Have you ever lost your job? Has your car ever required an expensive fix? Have you or a family member ever needed funds for an expensive, emergency hospital visit?
Now imagine that you didn’t have a medical insurance cover or readily available cash to pay for that emergency. What would you do?
Recently, many sectors of the Kenyan economy have experienced shake ups that have led to job cuts. Some are downsizing, merging or selling out. In the process, they have rendered some of their employees redundant.
You certainly could do something to cushion yourself against the after-shocks of a job loss or just generally against the disruptions of the uncertainties of everyday life.
If the unexpected happens, how would you pay next term’s school fees for your child, pay rent or afford treatment, at least in the short term as you figure out the next source of income?
About two years ago when I was working in the media, media houses began converging certain functions in their newsrooms. This caused panic and uncertainty among journalists. No one knew what to expect. Many lost their jobs.
The questions those who lost their jobs were battling with caused me to put things in to perspective. I had been saving, but after doing some research, I realized that that alone was not adequate. I needed an emergency fund. An emergency fund is a stash of money set aside to cover the financial surprises life throws your way. These unexpected events can be stressful and costly.
I realized that this was one of the most commonly ignored components of financial planning. To mitigate against major financial crises, like job loss, significant medical expenses, home or car repairs, I needed to have a huge chunk of money stashed aside to easily pay for these things. The last thing I wanted was to be forced to rely on credit cards or a loan which would only make my problems worse.
My reality finally came crushing down hard on me, when an unfortunate robbery incident happened at my mum’s home in Mombasa. Thieves broke in while mum was away and stole electronics and other valuables. More than the loss of property, she was in fear and shock and felt that her privacy and security had been compromised. Since they broke in through the roof, she was in distress and couldn’t sleep that night because she was afraid they would return to do worse.
The only way to reassure her safety was to change the roofing, reinforce the perimeter wall, add more spokes on the gate and to seal any loop holes. This needed to happen as soon as the sun rose the next day. Cash was immediately required. I knew that doing this would finally give her peace of mind. There’s nothing as bad as feeling unsafe in your own house.
I financed all the repairs she required with the little emergency fund I had managed to build up. If I had done it off my life savings, I would not have been able to do it comfortably. The repairs totaled to Sh 100, 000 and I’m glad that my mum now sleeps soundly in her house.
An emergency fun ensures you don’t deplete your savings.
Investor.vanguard.com has outlined some of the advantages of saving for a rainy day.
1. It helps keep your stress level down
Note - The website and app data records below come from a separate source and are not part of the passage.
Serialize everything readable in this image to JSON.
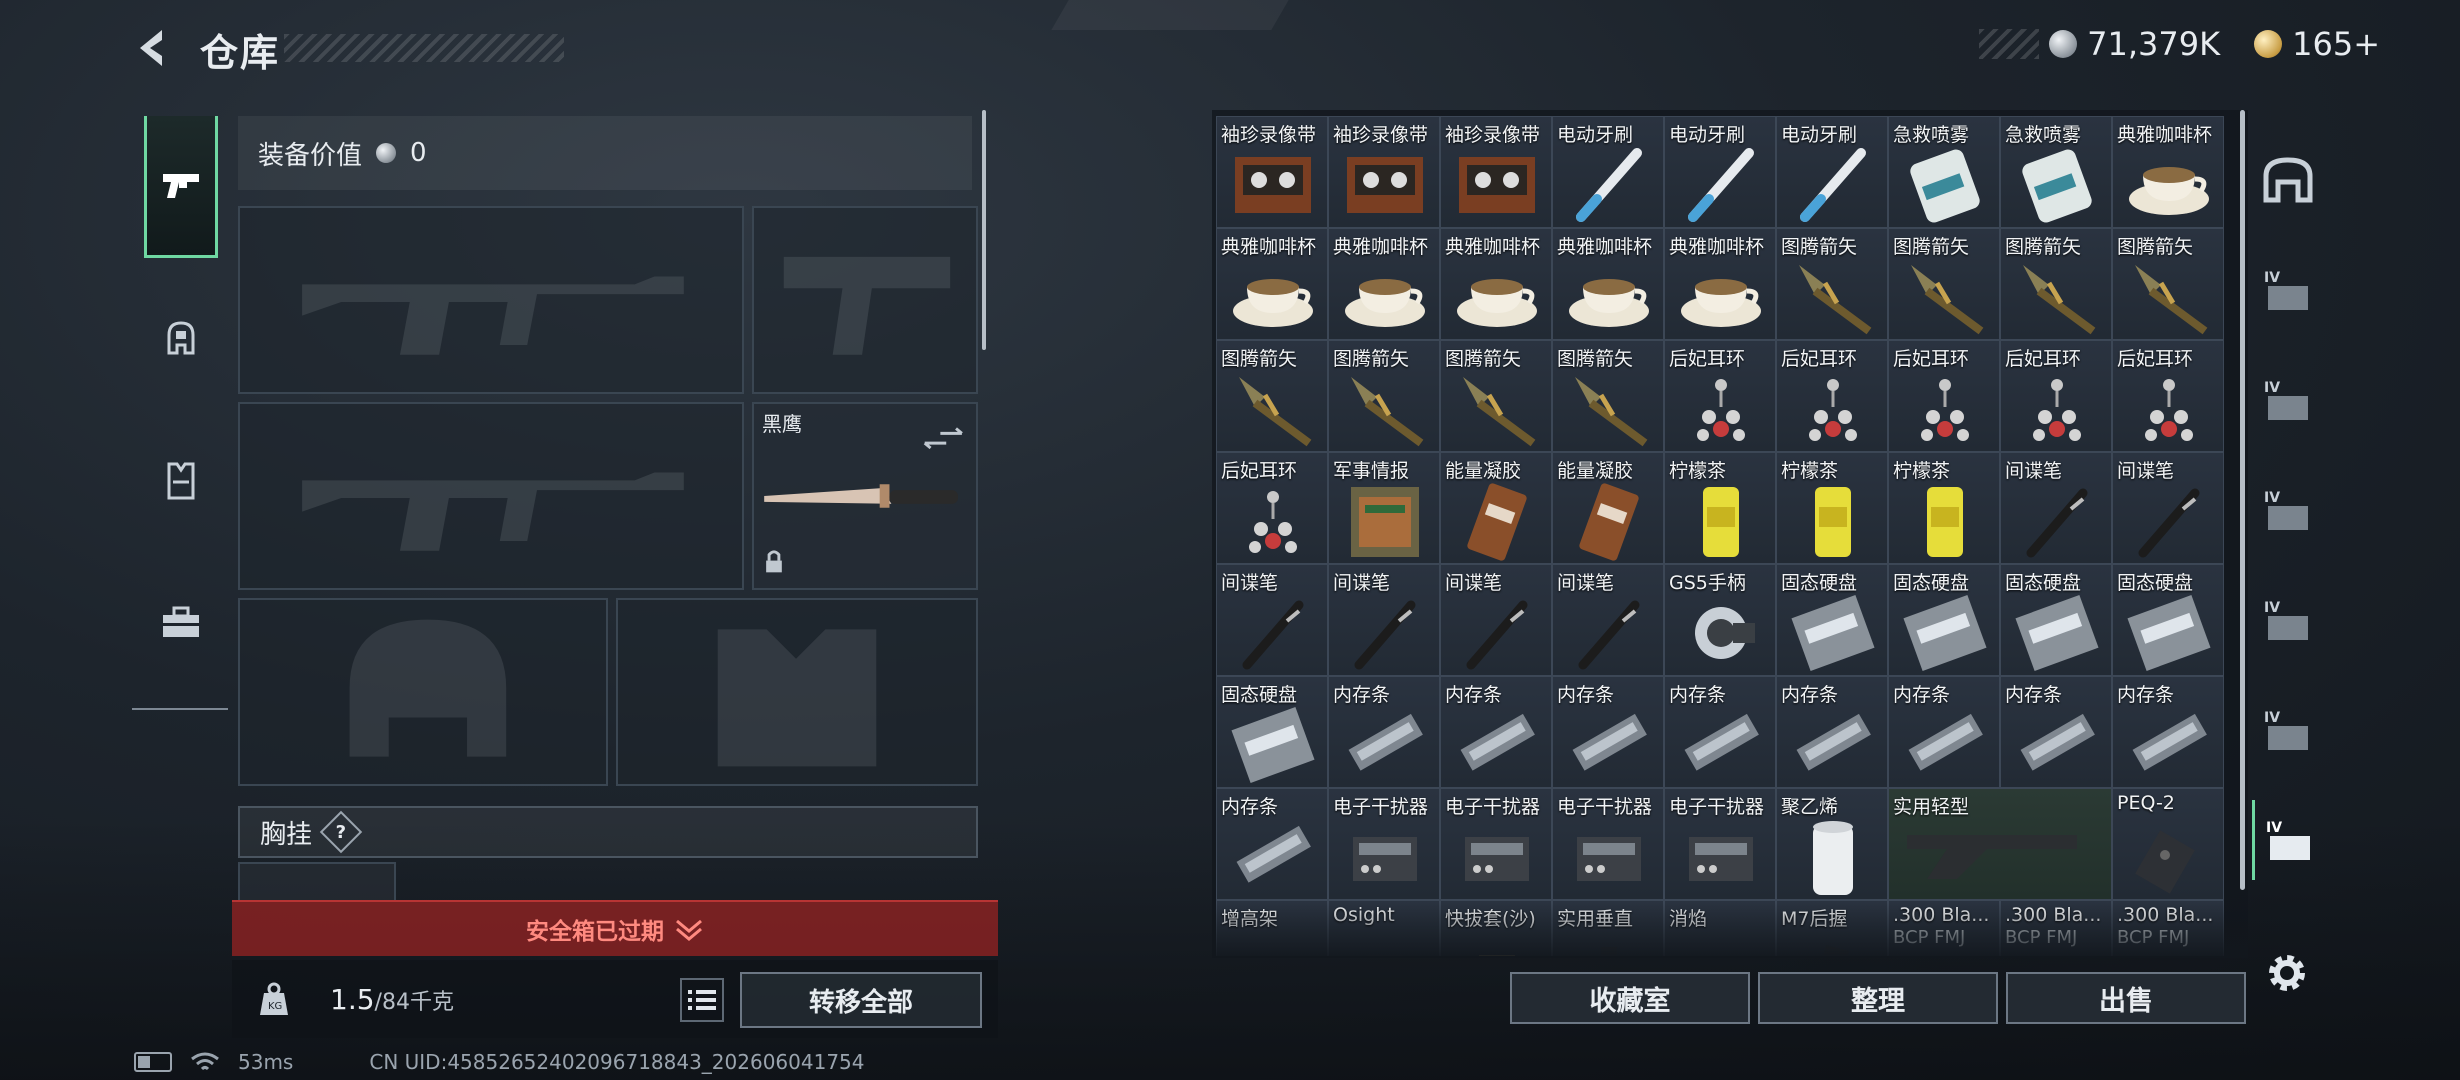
{
  "header": {
    "title": "仓库",
    "silver_amount": "71,379K",
    "gold_amount": "165+"
  },
  "left": {
    "equip_value_label": "装备价值",
    "equip_value": "0",
    "knife_slot_label": "黑鹰",
    "chest_label": "胸挂",
    "chest_help": "?",
    "safe_box_status": "安全箱已过期",
    "weight_current": "1.5",
    "weight_capacity": "/84千克",
    "transfer_all": "转移全部"
  },
  "grid": {
    "items": [
      "袖珍录像带",
      "袖珍录像带",
      "袖珍录像带",
      "电动牙刷",
      "电动牙刷",
      "电动牙刷",
      "急救喷雾",
      "急救喷雾",
      "典雅咖啡杯",
      "典雅咖啡杯",
      "典雅咖啡杯",
      "典雅咖啡杯",
      "典雅咖啡杯",
      "典雅咖啡杯",
      "图腾箭矢",
      "图腾箭矢",
      "图腾箭矢",
      "图腾箭矢",
      "图腾箭矢",
      "图腾箭矢",
      "图腾箭矢",
      "图腾箭矢",
      "后妃耳环",
      "后妃耳环",
      "后妃耳环",
      "后妃耳环",
      "后妃耳环",
      "后妃耳环",
      "军事情报",
      "能量凝胶",
      "能量凝胶",
      "柠檬茶",
      "柠檬茶",
      "柠檬茶",
      "间谍笔",
      "间谍笔",
      "间谍笔",
      "间谍笔",
      "间谍笔",
      "间谍笔",
      "GS5手柄",
      "固态硬盘",
      "固态硬盘",
      "固态硬盘",
      "固态硬盘",
      "固态硬盘",
      "内存条",
      "内存条",
      "内存条",
      "内存条",
      "内存条",
      "内存条",
      "内存条",
      "内存条",
      "内存条",
      "电子干扰器",
      "电子干扰器",
      "电子干扰器",
      "电子干扰器",
      "聚乙烯",
      "实用轻型",
      "PEQ-2",
      "增高架",
      "Osight",
      "快拔套(沙)",
      "实用垂直",
      "消焰",
      "M7后握",
      ".300 Bla...",
      ".300 Bla...",
      ".300 Bla..."
    ],
    "subs": [
      "BCP FMJ",
      "BCP FMJ",
      "BCP FMJ"
    ]
  },
  "bottom": {
    "collection": "收藏室",
    "organize": "整理",
    "sell": "出售"
  },
  "status": {
    "ping": "53ms",
    "uid": "CN UID:458526524020967188​43_202606041754"
  },
  "icons": [
    "pistol-icon",
    "backpack-icon",
    "chest-rig-icon",
    "case-icon",
    "home-icon",
    "storage-iv-icon"
  ]
}
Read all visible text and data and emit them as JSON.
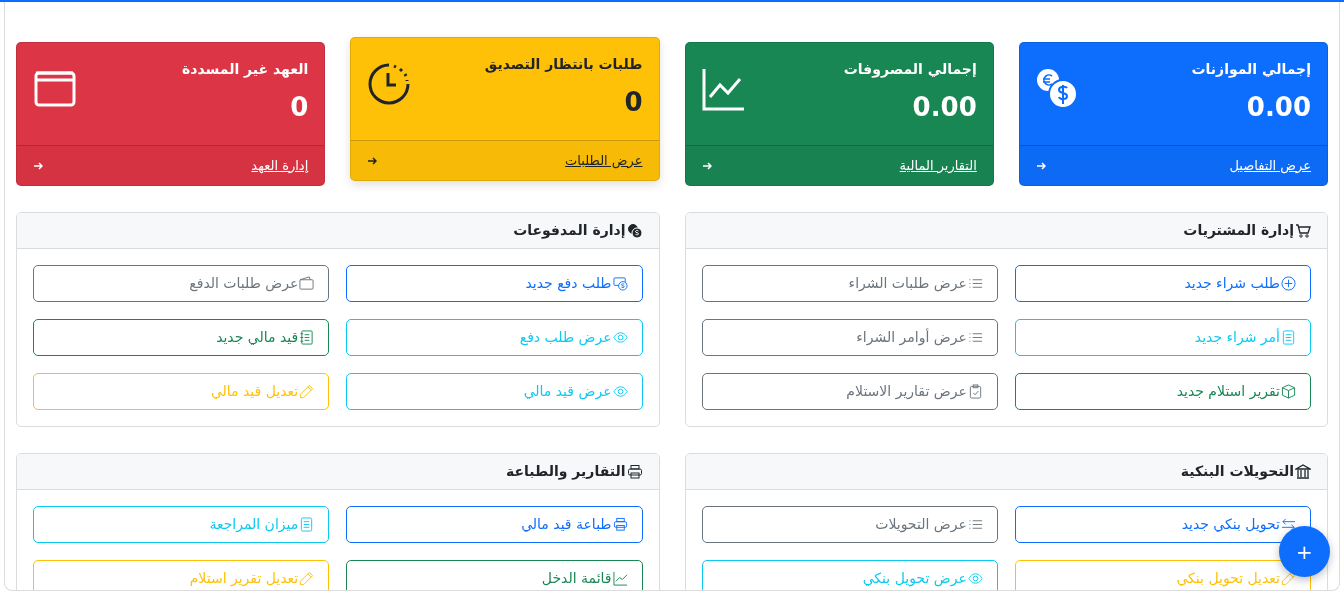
{
  "stat_cards": [
    {
      "kind": "primary",
      "title": "إجمالي الموازنات",
      "value": "0.00",
      "link": "عرض التفاصيل",
      "raised": false
    },
    {
      "kind": "success",
      "title": "إجمالي المصروفات",
      "value": "0.00",
      "link": "التقارير المالية",
      "raised": false
    },
    {
      "kind": "warning",
      "title": "طلبات بانتظار التصديق",
      "value": "0",
      "link": "عرض الطلبات",
      "raised": true
    },
    {
      "kind": "danger",
      "title": "العهد غير المسددة",
      "value": "0",
      "link": "إدارة العهد",
      "raised": false
    }
  ],
  "panels": [
    {
      "title": "إدارة المشتريات",
      "buttons": [
        {
          "kind": "primary",
          "label": "طلب شراء جديد"
        },
        {
          "kind": "secondary",
          "label": "عرض طلبات الشراء"
        },
        {
          "kind": "info",
          "label": "أمر شراء جديد"
        },
        {
          "kind": "secondary",
          "label": "عرض أوامر الشراء"
        },
        {
          "kind": "success",
          "label": "تقرير استلام جديد"
        },
        {
          "kind": "secondary",
          "label": "عرض تقارير الاستلام"
        }
      ]
    },
    {
      "title": "إدارة المدفوعات",
      "buttons": [
        {
          "kind": "primary",
          "label": "طلب دفع جديد"
        },
        {
          "kind": "secondary",
          "label": "عرض طلبات الدفع"
        },
        {
          "kind": "info",
          "label": "عرض طلب دفع"
        },
        {
          "kind": "success",
          "label": "قيد مالي جديد"
        },
        {
          "kind": "info",
          "label": "عرض قيد مالي"
        },
        {
          "kind": "warning",
          "label": "تعديل قيد مالي"
        }
      ]
    },
    {
      "title": "التحويلات البنكية",
      "buttons": [
        {
          "kind": "primary",
          "label": "تحويل بنكي جديد"
        },
        {
          "kind": "secondary",
          "label": "عرض التحويلات"
        },
        {
          "kind": "warning",
          "label": "تعديل تحويل بنكي"
        },
        {
          "kind": "info",
          "label": "عرض تحويل بنكي"
        }
      ]
    },
    {
      "title": "التقارير والطباعة",
      "buttons": [
        {
          "kind": "primary",
          "label": "طباعة قيد مالي"
        },
        {
          "kind": "info",
          "label": "ميزان المراجعة"
        },
        {
          "kind": "success",
          "label": "قائمة الدخل"
        },
        {
          "kind": "warning",
          "label": "تعديل تقرير استلام"
        }
      ]
    }
  ],
  "fab": {
    "label": "+"
  }
}
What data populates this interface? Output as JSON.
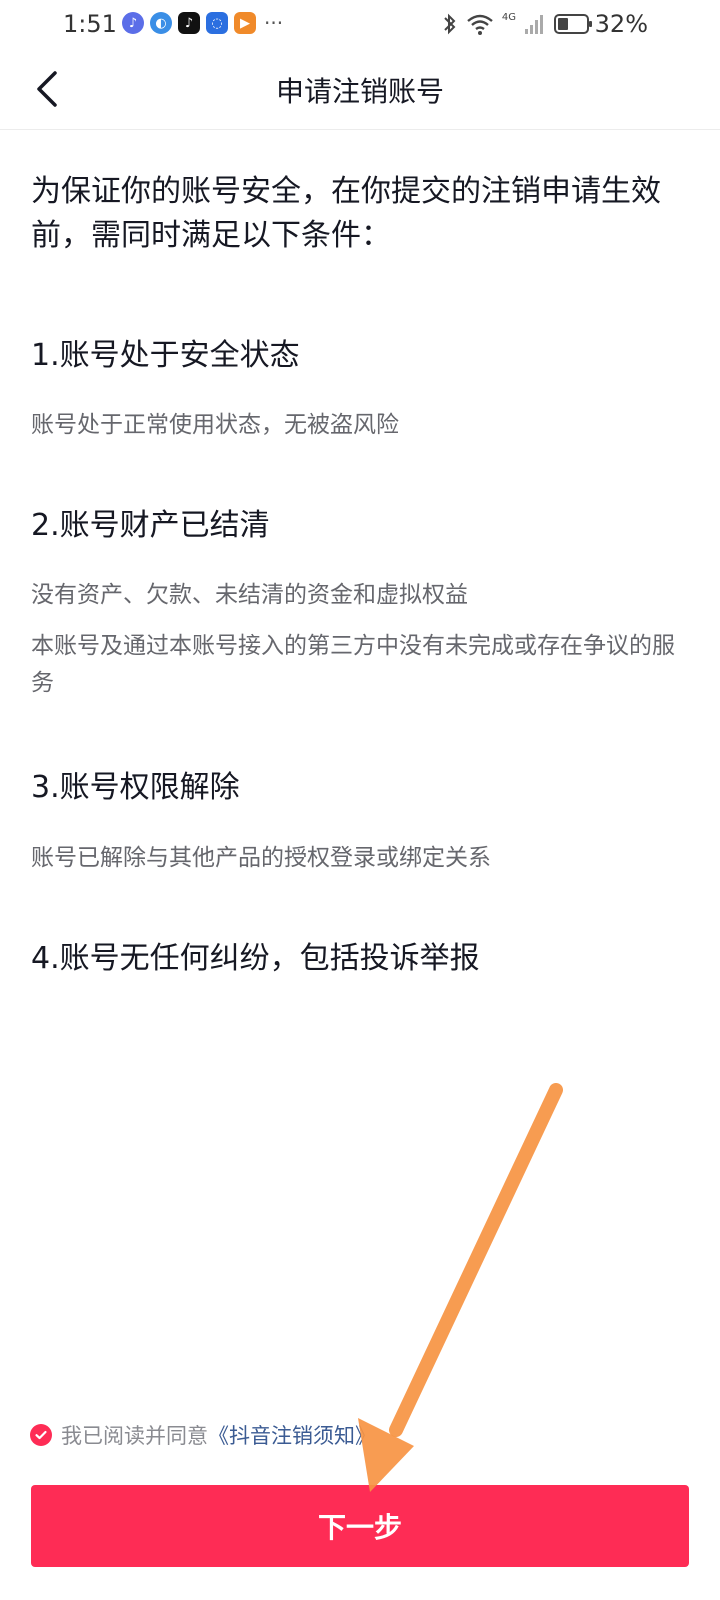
{
  "status_bar": {
    "time": "1:51",
    "network": "4G",
    "battery": "32%"
  },
  "header": {
    "title": "申请注销账号"
  },
  "intro": "为保证你的账号安全，在你提交的注销申请生效前，需同时满足以下条件：",
  "conditions": [
    {
      "title": "1.账号处于安全状态",
      "desc": [
        "账号处于正常使用状态，无被盗风险"
      ]
    },
    {
      "title": "2.账号财产已结清",
      "desc": [
        "没有资产、欠款、未结清的资金和虚拟权益",
        "本账号及通过本账号接入的第三方中没有未完成或存在争议的服务"
      ]
    },
    {
      "title": "3.账号权限解除",
      "desc": [
        "账号已解除与其他产品的授权登录或绑定关系"
      ]
    },
    {
      "title": "4.账号无任何纠纷，包括投诉举报",
      "desc": []
    }
  ],
  "agreement": {
    "checked": true,
    "text": "我已阅读并同意",
    "link": "《抖音注销须知》"
  },
  "next_button": {
    "label": "下一步"
  },
  "colors": {
    "accent": "#fe2c55",
    "link": "#3b5b93",
    "annotation_arrow": "#f79443"
  },
  "icons": {
    "back": "chevron-left-icon",
    "check": "check-circle-icon",
    "arrow": "annotation-arrow"
  }
}
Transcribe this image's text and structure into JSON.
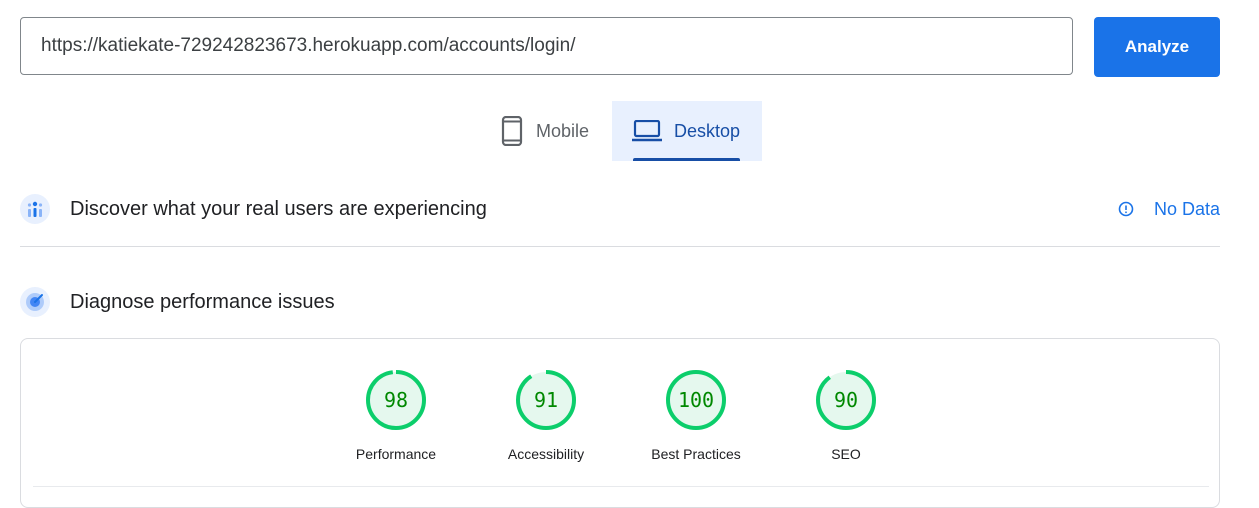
{
  "url_input": {
    "value": "https://katiekate-729242823673.herokuapp.com/accounts/login/"
  },
  "analyze_button": {
    "label": "Analyze"
  },
  "device_tabs": [
    {
      "label": "Mobile",
      "icon": "smartphone-icon",
      "selected": false
    },
    {
      "label": "Desktop",
      "icon": "laptop-icon",
      "selected": true
    }
  ],
  "field_data": {
    "title": "Discover what your real users are experiencing",
    "status": "No Data",
    "icon": "users-chart-icon",
    "status_icon": "info-icon"
  },
  "lab_data": {
    "title": "Diagnose performance issues",
    "icon": "gauge-icon"
  },
  "scores": [
    {
      "label": "Performance",
      "value": "98"
    },
    {
      "label": "Accessibility",
      "value": "91"
    },
    {
      "label": "Best Practices",
      "value": "100"
    },
    {
      "label": "SEO",
      "value": "90"
    }
  ],
  "colors": {
    "accent": "#1a73e8",
    "pass": "#0cce6b",
    "pass_text": "#008800",
    "pass_bg": "#e5f8ee"
  }
}
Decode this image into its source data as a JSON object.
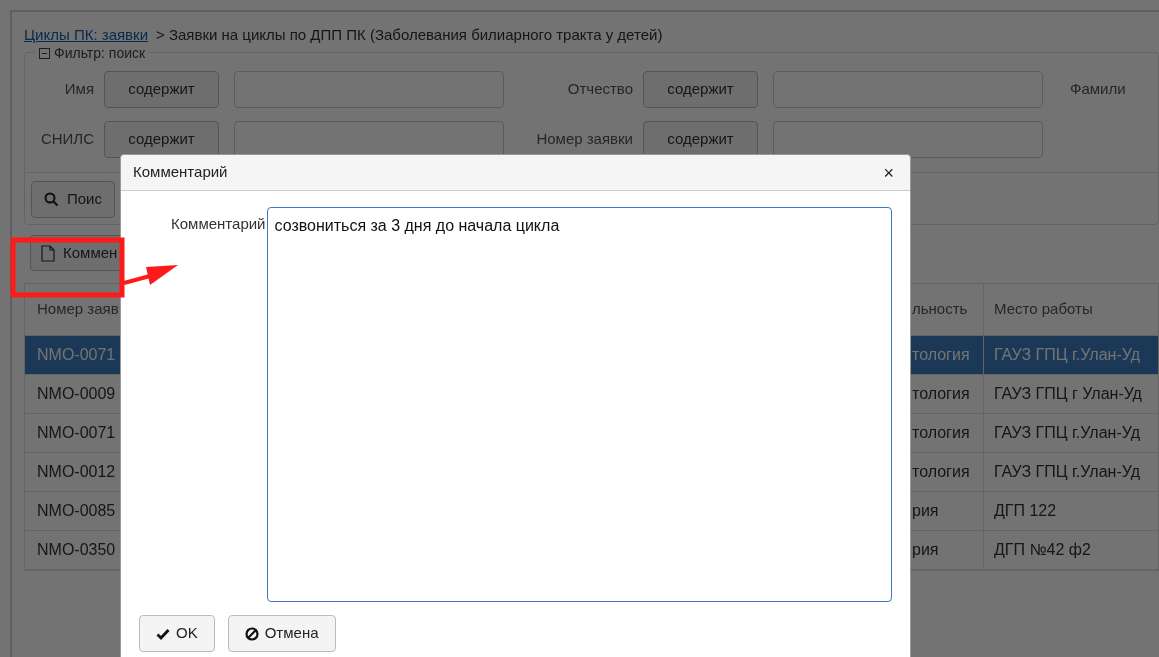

Being prepared with an emergency fund gives you confidence that you can tackle any of life’s unexpected events without adding money worries to your list.
If you’re living without a safety net, you’re living on the “financial edge”—hoping to get by without running into a crisis.
2. It keeps you from spending on an impulse
You’ve heard the saying “out of sight, out of mind.” That’s the best way to store your emergency money. If the cash is only as far away as your closest debit card, you may be tempted to use it for something frivolous like a designer cocktail dress or big-screen TV—not exactly an emergency.
Keeping the money out of your immediate reach means you can’t spend it on a whim, no matter how much you’d like to.
3. It keeps you from making bad financial decisions
There may be other ways you can quickly access cash, like borrowing, but at what cost? Interest, fees, and penalties are just some of the drawbacks.
If you find it difficult to save money the key is to start small. Accumulating one month’s worth of expenses will take some time, but if you set your immediate goals to be small and manageable you will have a better chance to reach them.
The best way to get started would be to open up a new savings account, because it’s important to separate regular savings and emergency fund savings. The next step is to get into the habit of making regular deposits into this account. Whether it is weekly, bi-weekly or monthly, create a schedule and stick to it. The other challenge that bogs most people down is discipline to save regularly. To beat this, use a standing order service to automate deposits from your salary or current account, and you won’t even have to think about it.
How much should you save?
Your ultimate goal should be to have enough money in an emergency fund to pay your essential expenses for several months. Some experts say six months, others nine, or twelve.
Helpful tips to help you build my emergency fund:
• Direct Deposit. If you’re tempted to spend extra cash, set up a direct deposit into your separate emergency fund account. (Pay yourself first.)
• Bill Yourself. Treat your monthly emergency fund allotment as a bill—like rent or your electricity payment. Remember to deposit that amount into your savings on whatever day of the month works for your situation. (Same idea as above; pay yourself like any other bill).
• Add Bonus Money. Use things like side hustle cash, unexpected windfalls or cash gifts to add a boost to your contingency fund.
I hope this was helpful. Share with me in the comment section how an unexpected emergency caught you off guard and how you handled it.
This article was first published on the ABC Bank Kenya Blog on 7th February 2017